The deterioration of projections for the economy is not limited to this year alone. Along with the weakness in activity indicators, banks and consulting companies are already beginning to cut forecasts for achieving gross domestic product (GDP) by 2020. For the time being, most estimates indicate a growth of about 2%, though far below this threshold.
The expectation of a weak economy next year is visible every week by publishing the Fokus Central Bank report, which is forecast by several analysts for various indicators of the economy. The latest GDP projection for 2020 is 2.2%. At the best, at the beginning of March, the forecasts were 2.8%.
There are many factors that explain the deterioration of projections for the next year:
- This year's low growth weak statistical heritage for 2020;
- With the escalation of a commercial war, the world economy should work modestly, affecting Brazil;
- The crisis has reversed Brazil's potential GDPie the ability of the economy to grow without creating imbalances such as rising inflation;
- No cash the government has no room for maneuver to stimulate the economy.
GDP has been reduced
Forecasts for economic activity in 2020 are worsening; data in%
Source: Focus Research, Central Bank
In Tendências's accounts, with a low growth prognosis for this year – just 0.9% – the statistical heritage for 2020 will be 0.6%, which means that if the Brazilian economy is stable in all quarters of the following year, it is agreed to increase gross domestic product of product (GDP) of only 0.6%.
"The activity performance leaves something that would be desirable," says economist and partner of Tendências, Alessandra Ribeiro, a consultant. "At that rate, the economy will recover to the level of 2014 (before the beginning of the recession) in 2021," he says. For Tendências, Brazil is expected to grow by 2% next year. Consultants estimate a high level of 2.6%.
During 2019, the Brazilian economy was disappointed. Between January and March, GDP fell by 0.2%, and the indicators in the first two quarters continued to show weak activity – growth that banks and consultants expect from May to June is between 0.3% and 0.4%.
- Why does the Brazilian economy not grow?
In addition to all internal difficulties, Brazil should be hit by the slowdown in the international economy next year. The activity of developed countries has shown signs of cooling, which should impede global trade, which is already weakened by a US-led trade war.
"The deterioration of the global economy affects Brazil, even more than we usually imagine," says economist Itaú Felipe Salles. "This slowdown is intensifying, especially in the part of global trade."
With the weakness of the economy this year and the international slowdown, Itaú already predicts growth of only 1.7% by 2020

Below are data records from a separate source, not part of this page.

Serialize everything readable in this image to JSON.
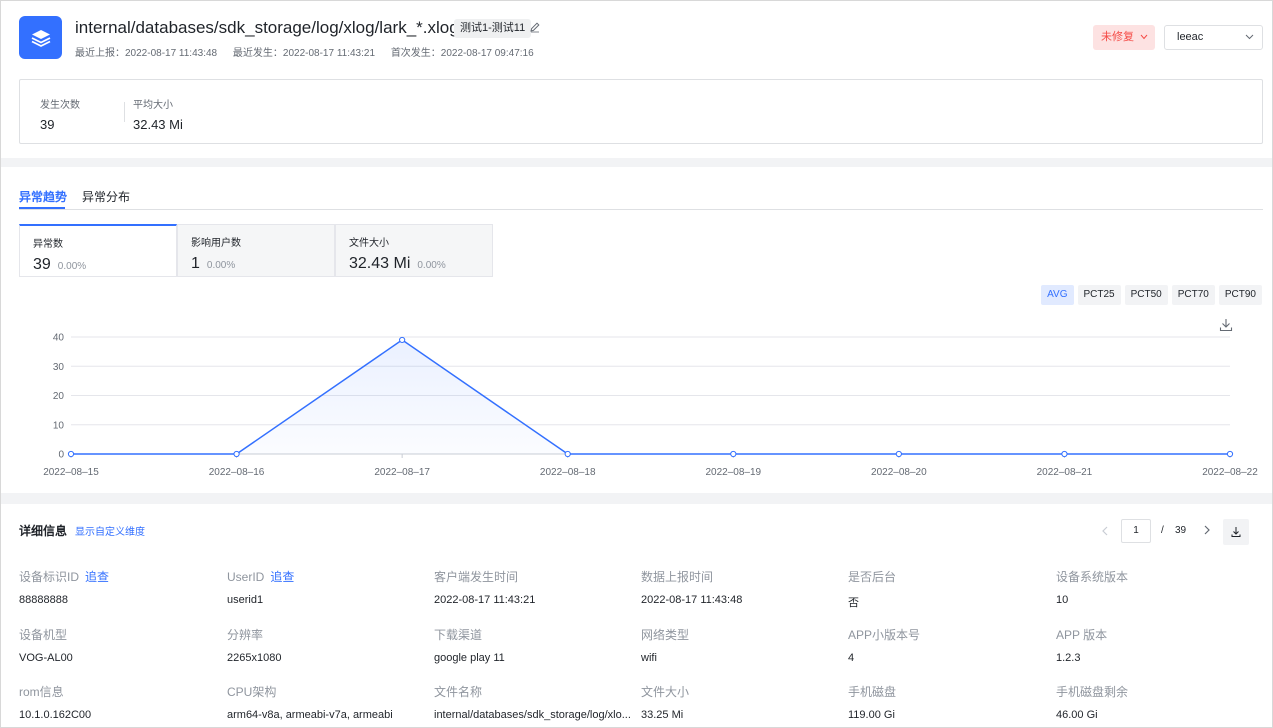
{
  "header": {
    "title": "internal/databases/sdk_storage/log/xlog/lark_*.xlog",
    "tag": "测试1-测试11",
    "meta": [
      "最近上报：2022-08-17 11:43:48",
      "最近发生：2022-08-17 11:43:21",
      "首次发生：2022-08-17 09:47:16"
    ],
    "status": "未修复",
    "assignee": "leeac",
    "accent": "#3370ff",
    "status_color": "#f54a45"
  },
  "summary": [
    {
      "label": "发生次数",
      "value": "39"
    },
    {
      "label": "平均大小",
      "value": "32.43 Mi"
    }
  ],
  "trend": {
    "tabs": [
      {
        "label": "异常趋势"
      },
      {
        "label": "异常分布"
      }
    ],
    "metrics": [
      {
        "label": "异常数",
        "value": "39",
        "change": "0.00%"
      },
      {
        "label": "影响用户数",
        "value": "1",
        "change": "0.00%"
      },
      {
        "label": "文件大小",
        "value": "32.43 Mi",
        "change": "0.00%"
      }
    ],
    "percentiles": [
      "AVG",
      "PCT25",
      "PCT50",
      "PCT70",
      "PCT90"
    ]
  },
  "chart_data": {
    "type": "area",
    "x": [
      "2022–08–15",
      "2022–08–16",
      "2022–08–17",
      "2022–08–18",
      "2022–08–19",
      "2022–08–20",
      "2022–08–21",
      "2022–08–22"
    ],
    "series": [
      {
        "values": [
          0,
          0,
          39,
          0,
          0,
          0,
          0,
          0
        ]
      }
    ],
    "yticks": [
      0,
      10,
      20,
      30,
      40
    ],
    "ylim": [
      0,
      40
    ],
    "grid": true,
    "color": "#3370ff"
  },
  "detail": {
    "title": "详细信息",
    "custom_link": "显示自定义维度",
    "pager": {
      "current": "1",
      "sep": "/",
      "total": "39"
    },
    "trace_label": "追查",
    "fields": [
      {
        "label": "设备标识ID",
        "value": "88888888",
        "trace": true
      },
      {
        "label": "UserID",
        "value": "userid1",
        "trace": true
      },
      {
        "label": "客户端发生时间",
        "value": "2022-08-17 11:43:21"
      },
      {
        "label": "数据上报时间",
        "value": "2022-08-17 11:43:48"
      },
      {
        "label": "是否后台",
        "value": "否"
      },
      {
        "label": "设备系统版本",
        "value": "10"
      },
      {
        "label": "设备机型",
        "value": "VOG-AL00"
      },
      {
        "label": "分辨率",
        "value": "2265x1080"
      },
      {
        "label": "下载渠道",
        "value": "google play 11"
      },
      {
        "label": "网络类型",
        "value": "wifi"
      },
      {
        "label": "APP小版本号",
        "value": "4"
      },
      {
        "label": "APP 版本",
        "value": "1.2.3"
      },
      {
        "label": "rom信息",
        "value": "10.1.0.162C00"
      },
      {
        "label": "CPU架构",
        "value": "arm64-v8a, armeabi-v7a, armeabi"
      },
      {
        "label": "文件名称",
        "value": "internal/databases/sdk_storage/log/xlo..."
      },
      {
        "label": "文件大小",
        "value": "33.25 Mi"
      },
      {
        "label": "手机磁盘",
        "value": "119.00 Gi"
      },
      {
        "label": "手机磁盘剩余",
        "value": "46.00 Gi"
      }
    ]
  }
}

Over the past few weeks, the central bank in large economies has begun to signal an increased concern about possible slowdown. Federal Reserve (Fed), for example, at the last monetary policy meeting, said they should start lowering interest rates despite an increased uncertainty over economic outcomes.
Although activity data is disappointing, analysts estimate that the economy should show a slight acceleration from the second half of this year if pension reform is approved. It is considered to be the key to obtaining the rights of public accounts and thus ensuring investor confidence in the solvency of the country.
Pension reform is still in the special committee of the House of Representatives. It is expected that the Senate will be approved by the end of the year.
"Since the second half of the year, I believe structural issues will be on the right track, with approved pension reform, tax is also underway for oil and gas auctions in November, which promises to be a record," says economist MB Associados's consultant, Sergio Vale.
The expected acceleration will not, however, take place sharply, especially since the crisis has reduced potential GDP in recent years and, with the fiscal crisis, the government does not have enough room to stimulate the economy. It is expected that in the next quarters average growth will rise to close to 0.5%.
"Reforms are important because they can increase our annual growth today at a rate of 1% and 1.5%, at a range of close to 3%," says economist GO Associados Eduardo Velho.